July 19, 2016: Flight operations against ISIS in Iraq and Syria have resumed from Incirlik and Diyarbakir air bases in Turkey, after being “intermittent” for several days following a July 15 coup attempt in the country, a defense official told Air Force Magazine.
The Turkish government had closed its airspace to all military aircraft, effectively halting air operations at Incirlik and other bases in the country after the attempt. Two Turkish F-16s had threatened the Turkish president’s plane during the military’s attempt to wrest control, locking radars on the plane and other aircraft that was protecting him en route to Istanbul, Reuters reported.
Roughly 8,000 police officers and 6,000 others, including Turkish general officers, have been suspended or detained in Turkey, after the Turkish president promised to get rid of the “virus” that sparked the fighting, the BBC reported.
Joint Chiefs Chairman Marine Gen. Joe Dunford told reporters aboard his plane Sunday that he had not seen “any indication” that the coup was going to happen.
“It was surprising to me that it occurred, but gratifying to me that the army didn’t respond and they continue to respect civilian leadership,” Dunford said, according to a press release. The country “bounced back pretty quickly,” he added.
Dunford called the US-Turkey relationship “broad: politically, economically, and from a security perspective,” and said that the border between Turkey and Syria is key to isolating the battlefield in Syria.
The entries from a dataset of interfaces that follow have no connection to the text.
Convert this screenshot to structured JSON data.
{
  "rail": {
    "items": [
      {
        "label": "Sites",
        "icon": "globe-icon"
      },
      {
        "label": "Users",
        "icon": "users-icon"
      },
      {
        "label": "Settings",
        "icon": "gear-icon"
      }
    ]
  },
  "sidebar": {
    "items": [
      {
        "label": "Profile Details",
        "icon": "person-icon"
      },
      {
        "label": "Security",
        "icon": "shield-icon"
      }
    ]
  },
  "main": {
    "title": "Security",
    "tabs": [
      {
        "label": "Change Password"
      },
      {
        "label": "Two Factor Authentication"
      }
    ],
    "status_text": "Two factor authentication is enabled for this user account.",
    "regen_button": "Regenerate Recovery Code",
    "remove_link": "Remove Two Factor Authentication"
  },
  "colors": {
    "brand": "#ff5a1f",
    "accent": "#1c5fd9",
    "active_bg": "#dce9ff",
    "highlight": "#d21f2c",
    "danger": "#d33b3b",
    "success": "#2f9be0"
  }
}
The Air Force has been launching manned air strikes against ISIS from Incirlik since August . In April, the spokesman for Combined Joint Task Force-Operation Inherent Resolve said there were more combat aircraft and capabilities available for the fight against ISIS, including B-52s, A-10s, and Marine Corps EA-6B Prowlers deployed to Incirlik.
But despite the closure this weekend of the key Turkish bases, US Centra Command was able to adjust flight operations elsewhere so it would not impact the campaign against ISIS in Iraq and Syria, the defense official said.
US and coalition forces conducted 12 air strikes in Syria and 11 in Iraq on Sunday, according to the Department of Defense. The Syria strikes destroyed ISIS oil wellheads and 22 ISIS fighting positions, while the Iraq strikes hit several ISIS tactical units and destroyed mortar systems, fighting positions, tunnel entrances, and two ISIS headquarters buildings.
As of Monday afternoon local time, Incirlik Air Base was still running on backup power but was able to sustain operations, the official said.
“Base officials are working with our Turkish allies to restore commercial power following the disruption on Saturday,” the official said.
No Defense Department personnel were harmed, the defense official said.
The US government in September paid for the families of US troops stationed at Incirlik or the US consulate in Adana, Turkey, to fly out of the country. In October, EUCOM announced travel restrictions to Turkey for all service members, civilians, and dependents, and those restrictions remain in place as the command considers the appropriate reaction to the security situation there, the defense official said.